Data shown:
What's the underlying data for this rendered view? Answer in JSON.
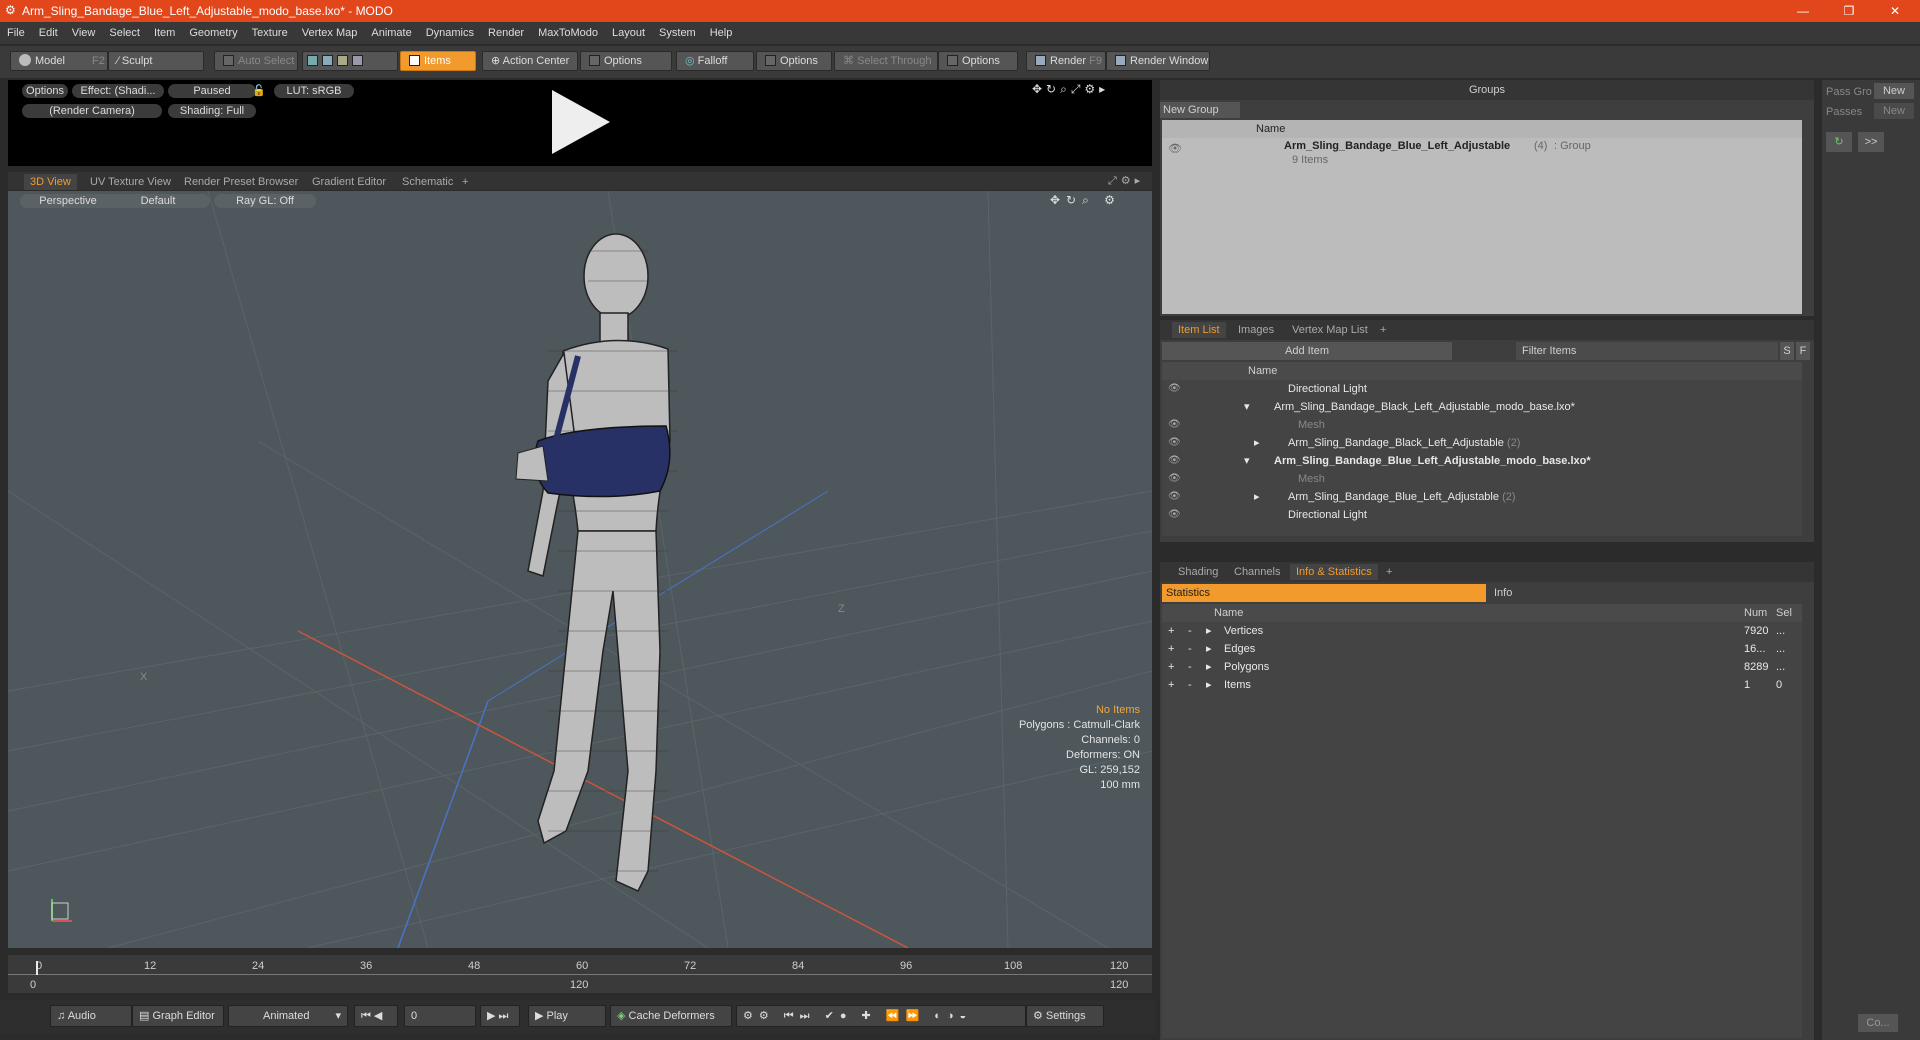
{
  "window": {
    "title": "Arm_Sling_Bandage_Blue_Left_Adjustable_modo_base.lxo* - MODO"
  },
  "menu": [
    "File",
    "Edit",
    "View",
    "Select",
    "Item",
    "Geometry",
    "Texture",
    "Vertex Map",
    "Animate",
    "Dynamics",
    "Render",
    "MaxToModo",
    "Layout",
    "System",
    "Help"
  ],
  "toolbar": {
    "model": "Model",
    "model_key": "F2",
    "sculpt": "Sculpt",
    "auto_select": "Auto Select",
    "items": "Items",
    "action_center": "Action Center",
    "options1": "Options",
    "falloff": "Falloff",
    "options2": "Options",
    "select_through": "Select Through",
    "options3": "Options",
    "render": "Render",
    "render_key": "F9",
    "render_window": "Render Window"
  },
  "preview": {
    "options": "Options",
    "effect": "Effect: (Shadi...",
    "paused": "Paused",
    "lut": "LUT: sRGB",
    "camera": "(Render Camera)",
    "shading": "Shading: Full"
  },
  "viewtabs": [
    "3D View",
    "UV Texture View",
    "Render Preset Browser",
    "Gradient Editor",
    "Schematic",
    "+"
  ],
  "viewport": {
    "perspective": "Perspective",
    "default": "Default",
    "raygl": "Ray GL: Off",
    "hud": [
      "No Items",
      "Polygons : Catmull-Clark",
      "Channels: 0",
      "Deformers: ON",
      "GL: 259,152",
      "100 mm"
    ],
    "axis_x": "X",
    "axis_z": "Z"
  },
  "timeline": {
    "ticks": [
      "0",
      "12",
      "24",
      "36",
      "48",
      "60",
      "72",
      "84",
      "96",
      "108",
      "120"
    ],
    "sub_left": "0",
    "sub_mid": "120",
    "sub_right": "120"
  },
  "bottom": {
    "audio": "Audio",
    "graph_editor": "Graph Editor",
    "animated": "Animated",
    "frame": "0",
    "play": "Play",
    "cache": "Cache Deformers",
    "settings": "Settings"
  },
  "groups": {
    "title": "Groups",
    "new_group": "New Group",
    "col_name": "Name",
    "row_name": "Arm_Sling_Bandage_Blue_Left_Adjustable",
    "row_count": "(4)",
    "row_type": ": Group",
    "row_sub": "9 Items"
  },
  "farright": {
    "pass_group": "Pass Gro",
    "passes": "Passes",
    "new1": "New",
    "new2": "New",
    "more": ">>",
    "co": "Co..."
  },
  "itemlist": {
    "tabs": [
      "Item List",
      "Images",
      "Vertex Map List",
      "+"
    ],
    "add_item": "Add Item",
    "filter": "Filter Items",
    "s": "S",
    "f": "F",
    "col_name": "Name",
    "rows": [
      {
        "label": "Directional Light",
        "style": "normal",
        "indent": 100
      },
      {
        "label": "Arm_Sling_Bandage_Black_Left_Adjustable_modo_base.lxo*",
        "style": "normal",
        "indent": 90
      },
      {
        "label": "Mesh",
        "style": "grey",
        "indent": 110
      },
      {
        "label": "Arm_Sling_Bandage_Black_Left_Adjustable",
        "count": "(2)",
        "style": "normal",
        "indent": 100
      },
      {
        "label": "Arm_Sling_Bandage_Blue_Left_Adjustable_modo_base.lxo*",
        "style": "bold",
        "indent": 90
      },
      {
        "label": "Mesh",
        "style": "grey",
        "indent": 110
      },
      {
        "label": "Arm_Sling_Bandage_Blue_Left_Adjustable",
        "count": "(2)",
        "style": "normal",
        "indent": 100
      },
      {
        "label": "Directional Light",
        "style": "normal",
        "indent": 100
      }
    ]
  },
  "stats": {
    "tabs": [
      "Shading",
      "Channels",
      "Info & Statistics",
      "+"
    ],
    "statistics": "Statistics",
    "info": "Info",
    "col_name": "Name",
    "col_num": "Num",
    "col_sel": "Sel",
    "rows": [
      {
        "name": "Vertices",
        "num": "7920",
        "sel": "..."
      },
      {
        "name": "Edges",
        "num": "16...",
        "sel": "..."
      },
      {
        "name": "Polygons",
        "num": "8289",
        "sel": "..."
      },
      {
        "name": "Items",
        "num": "1",
        "sel": "0"
      }
    ]
  }
}
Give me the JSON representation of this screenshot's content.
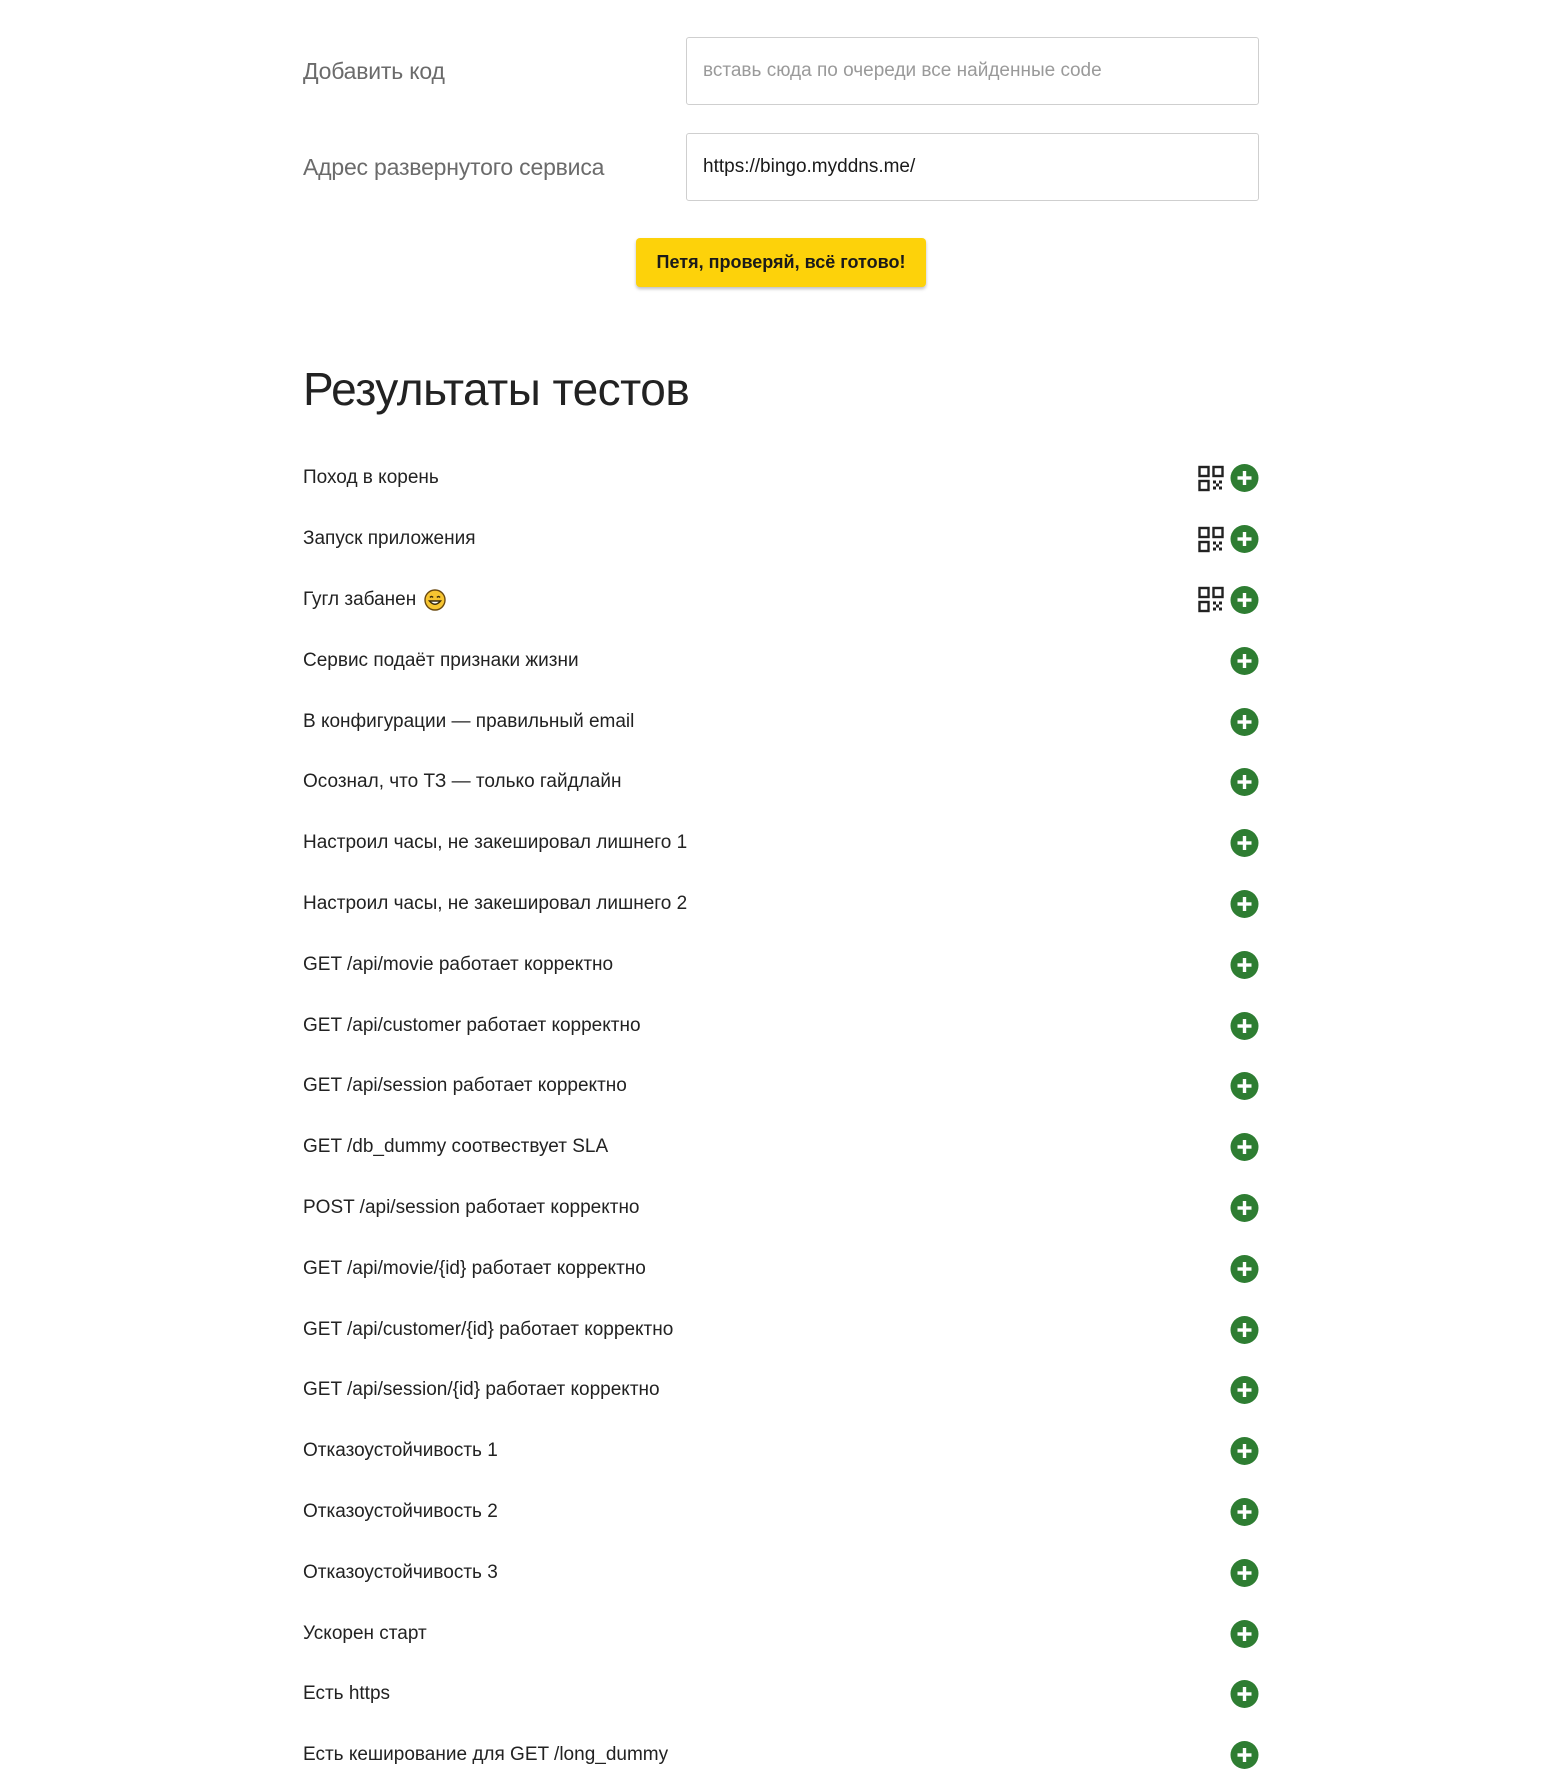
{
  "form": {
    "code_label": "Добавить код",
    "code_placeholder": "вставь сюда по очереди все найденные code",
    "service_label": "Адрес развернутого сервиса",
    "service_value": "https://bingo.myddns.me/",
    "submit_label": "Петя, проверяй, всё готово!"
  },
  "results": {
    "title": "Результаты тестов",
    "items": [
      {
        "label": "Поход в корень",
        "has_qr": true,
        "emoji": false
      },
      {
        "label": "Запуск приложения",
        "has_qr": true,
        "emoji": false
      },
      {
        "label": "Гугл забанен",
        "has_qr": true,
        "emoji": true
      },
      {
        "label": "Сервис подаёт признаки жизни",
        "has_qr": false,
        "emoji": false
      },
      {
        "label": "В конфигурации — правильный email",
        "has_qr": false,
        "emoji": false
      },
      {
        "label": "Осознал, что ТЗ — только гайдлайн",
        "has_qr": false,
        "emoji": false
      },
      {
        "label": "Настроил часы, не закешировал лишнего 1",
        "has_qr": false,
        "emoji": false
      },
      {
        "label": "Настроил часы, не закешировал лишнего 2",
        "has_qr": false,
        "emoji": false
      },
      {
        "label": "GET /api/movie работает корректно",
        "has_qr": false,
        "emoji": false
      },
      {
        "label": "GET /api/customer работает корректно",
        "has_qr": false,
        "emoji": false
      },
      {
        "label": "GET /api/session работает корректно",
        "has_qr": false,
        "emoji": false
      },
      {
        "label": "GET /db_dummy соотвествует SLA",
        "has_qr": false,
        "emoji": false
      },
      {
        "label": "POST /api/session работает корректно",
        "has_qr": false,
        "emoji": false
      },
      {
        "label": "GET /api/movie/{id} работает корректно",
        "has_qr": false,
        "emoji": false
      },
      {
        "label": "GET /api/customer/{id} работает корректно",
        "has_qr": false,
        "emoji": false
      },
      {
        "label": "GET /api/session/{id} работает корректно",
        "has_qr": false,
        "emoji": false
      },
      {
        "label": "Отказоустойчивость 1",
        "has_qr": false,
        "emoji": false
      },
      {
        "label": "Отказоустойчивость 2",
        "has_qr": false,
        "emoji": false
      },
      {
        "label": "Отказоустойчивость 3",
        "has_qr": false,
        "emoji": false
      },
      {
        "label": "Ускорен старт",
        "has_qr": false,
        "emoji": false
      },
      {
        "label": "Есть https",
        "has_qr": false,
        "emoji": false
      },
      {
        "label": "Есть кеширование для GET /long_dummy",
        "has_qr": false,
        "emoji": false
      }
    ]
  },
  "icons": {
    "qr": "qr-code-icon",
    "add": "plus-circle-icon",
    "emoji": "grinning-face-emoji"
  },
  "colors": {
    "button": "#fdd20a",
    "plus": "#2e7d32",
    "qr": "#222222",
    "emoji_face": "#f7c531"
  }
}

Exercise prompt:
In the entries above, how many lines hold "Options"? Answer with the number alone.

Answer to this exercise:
4